Description When a person has uncomfortable thoughts or feelings, they may project these onto other people, assigning the thoughts or feelings that they need to repress to a convenient alternative target. Projection may also happen to obliterate attributes of other people with which we are uncomfortable.
We assume that they are like us, and in doing so we allow ourselves to ignore those attributes they have with which we are uncomfortable. Neurotic projection is perceiving others as operating in ways one unconsciously finds objectionable in yourself. Complementary projection is assuming that others do, think and feel in the same way as you. Complimentary projection is assuming that others can do things as well as you.
Projection also appears where we see our own traits in other people, as in the false consensus effect. Thus we see our friends as being more like us than they really are. Example I do not like another person. But I have a value that says I should like everyone.
So I project onto them that they do not like me. This allows me to avoid them and also to handle my own feelings of dislike. An unfaithful husband suspects his wife of infidelity. A woman who is attracted to a fellow worker accuses the person of sexual advances. Discussion Projecting thoughts or emotions onto others allows the person to consider them and how dysfunctional they are, but without feeling the attendant discomfort of knowing that these thoughts and emotions are their own.
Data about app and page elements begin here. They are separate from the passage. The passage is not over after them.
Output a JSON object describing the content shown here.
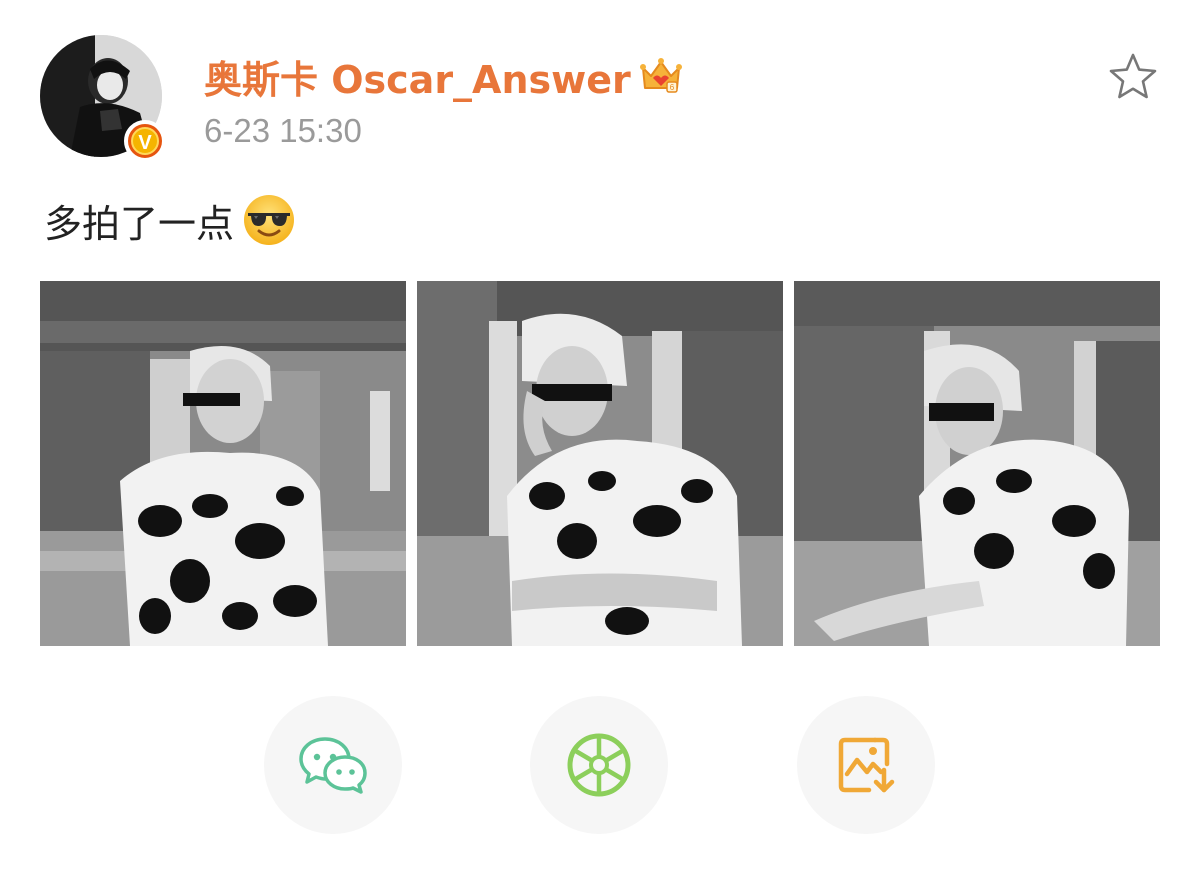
{
  "post": {
    "author": "奥斯卡 Oscar_Answer",
    "timestamp": "6-23 15:30",
    "text": "多拍了一点",
    "emoji": "sunglasses-face-emoji",
    "photo_count": 3
  },
  "badges": {
    "verified": "V",
    "verified_color": "#e6550f",
    "member_crown": "crown-icon"
  },
  "colors": {
    "username": "#e8763a",
    "timestamp": "#9a9a9a",
    "wechat_green": "#5cc398",
    "moments_green": "#8ccf5b",
    "save_orange": "#f0a836"
  },
  "actions": [
    {
      "icon": "wechat-icon"
    },
    {
      "icon": "moments-shutter-icon"
    },
    {
      "icon": "save-image-icon"
    }
  ]
}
Now that I’ve seen parents managing the subject, in my 13th year, knock life with no options. In the ladies’ locker room she met Gerri Jordan, and didn’t even like playing baseball much.